I tell you all that simply to ask that you pray with me for divine insight into the healing God has in mind for me. I have been studying this more intently for the past few weeks so spiritual “opposition” may have increased as a result.
Thanks for your many prayers!
J Dan Small


The appointment on Tuesday was “nothing to write home about” but here are the highlights:

  • Blood counts are rising but not dramatically
  • Will resume low dose of Urea to keep white cells from spiking
  • We are exploring the possibility of clinical studies in the area that include decitabine
  • I will move (slowly) toward the likelihood of a stem cell transplant
  • My symptoms are present but not debilitating
  • “come back in 2 weeks to see what blood counts are doing”

Pray for wisdom in knowing what direction to go with these various options.
PS Keep the Small clan in your prayers as we commemorate the 2nd anniversary of Jeremiah’s home-going on Saturday, March 1.

A New Diagnosis

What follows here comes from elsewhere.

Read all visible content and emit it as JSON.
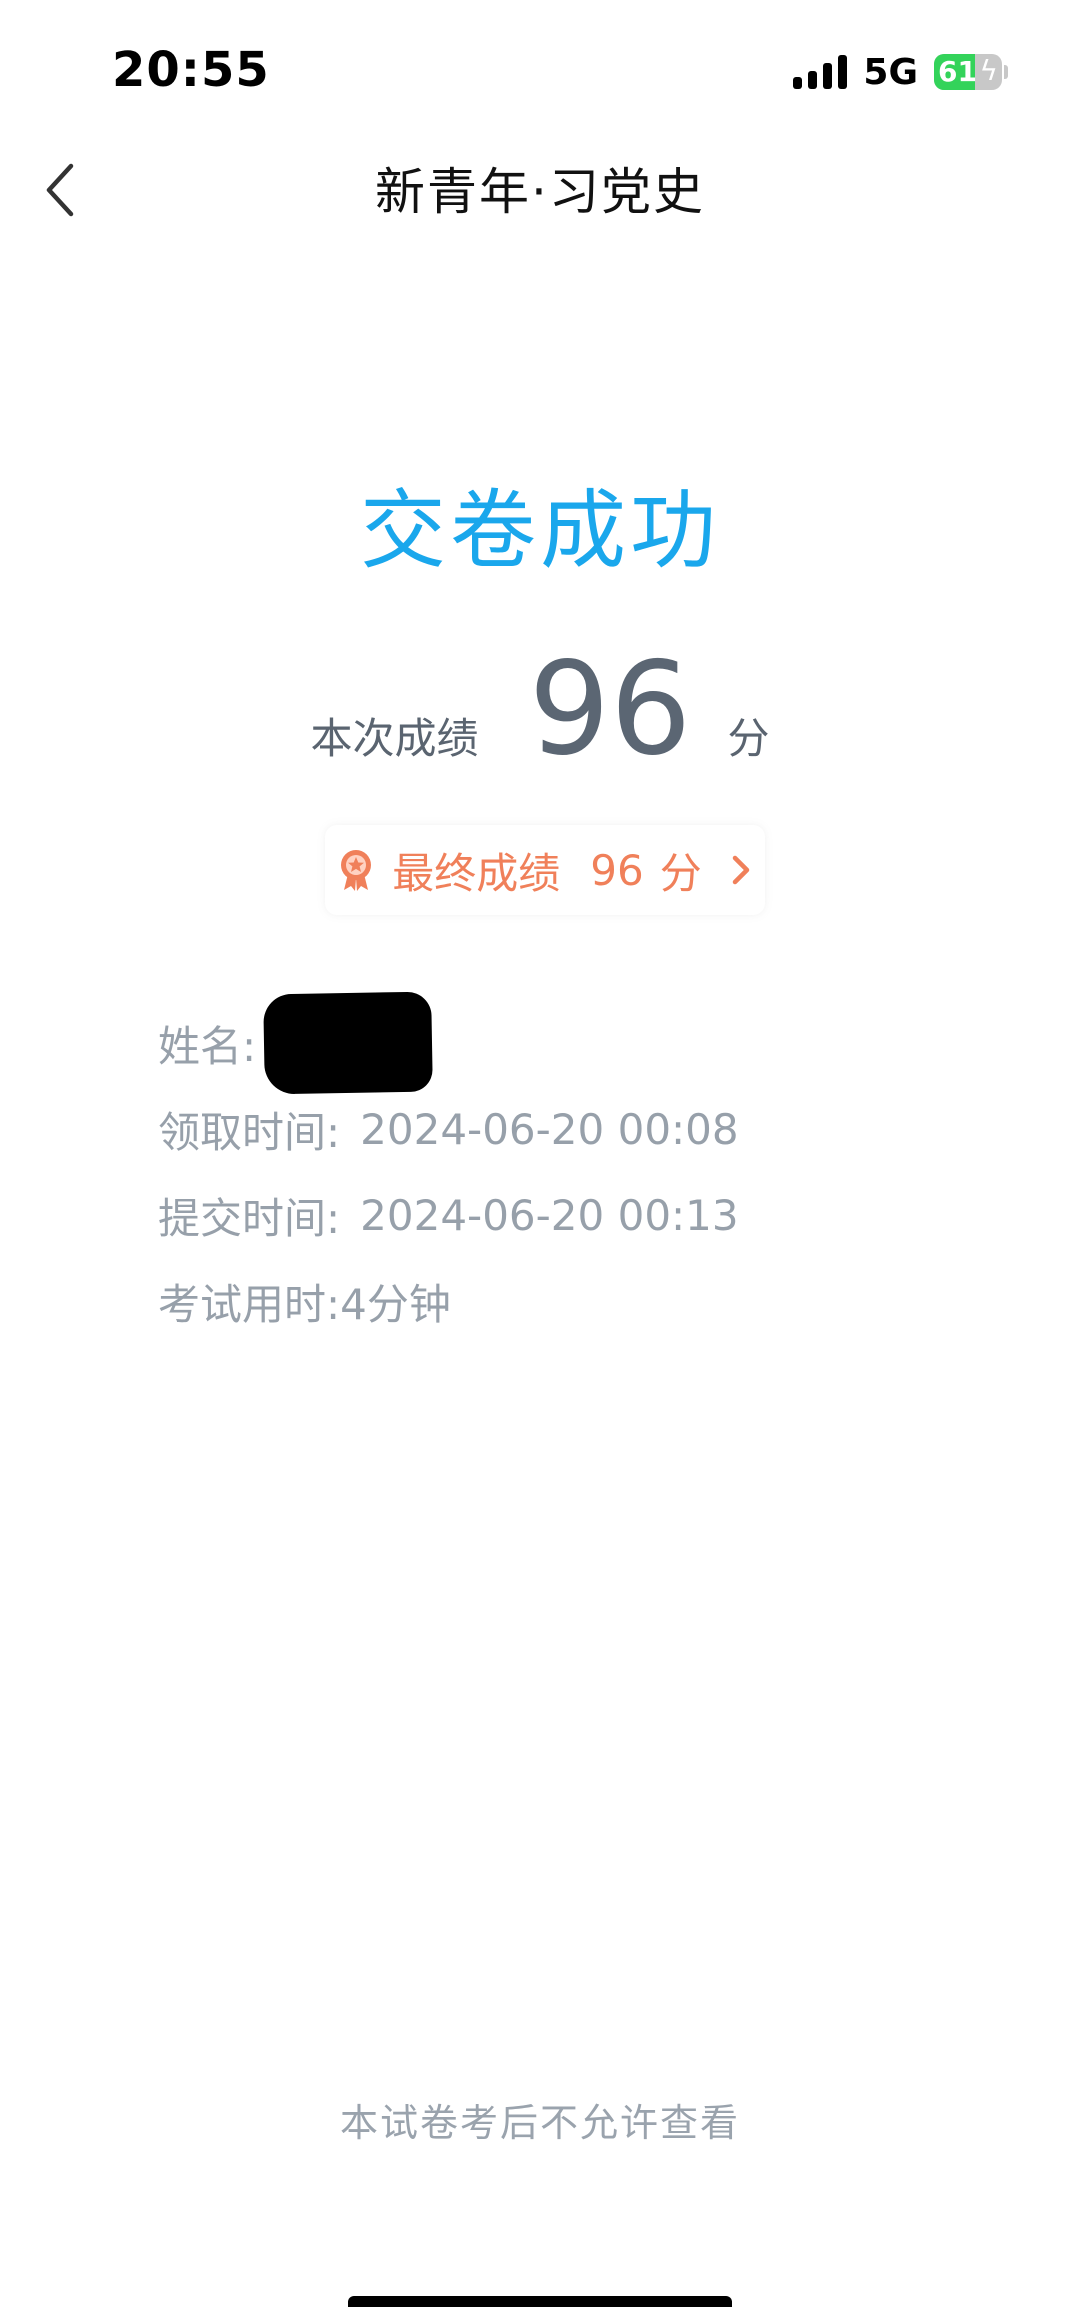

Well, friends, after a long phone conversation with Dr. Mascaranhas and further review of my bloodwork going back to October of 2012, he is quite certain that I have CMML (Chronic MyeloMonocytic Leukemia) rather than Primary Myelofibrosis. So what, you ask? That would explain why the medications I was taking weren’t thoroughly helpful. A lot of the symptoms and components of this disease are similar to PMF with the only curative option being a stem cell transplant.
However, there is an FDA approved medication (Decitabine) that has been effective in putting the disease into remission in many CMML patients. The downside is that it doesn’t cure anything and probably has to be taken monthly for as long as I live (5 days in a row every month at an “infusion clinic.”) The doctor said that, over time, it does take its toll on the body and so although he has patients who have been on it for a decade, many don’t make it half that long. He would recommend that I take steps toward the stem cell (bone marrow) transplant. He believes that I am in the higher percentile of good candidates for success –if I can find a younger male donor who matches 10 for 10 on my tissue type.
While we pray for divine healing I will be seeing my local doctor next Tuesday to explore beginning the decitabine to see how my body responds. I’m pretty sure the same office has an infusion center so I won’t have to go elsewhere for it.
I’m anxious to find out what my cell counts are as my energy level has waned and I can feel turmoil in the abdomen that reminds me of the season last summer before I got on medication. My appetite is good and I’m sleeping okay just tire easily.
On another subject, I am in (hopefully) the final stages of production –working with a publisher/editor/layout specialist- of REFLECTIONS (devotional book of hymns and commentaries from Jeremiah’s writings.} It will be a hardback book and we’ll be able to make it available online as well as offer bulk discounts for churches or individuals that want 15 or more. I’m hopeful that they’ll be “in print” within a few weeks.
Thanks for casting all these cares with me before the Lord who cares so much for us! (1 Peter 5)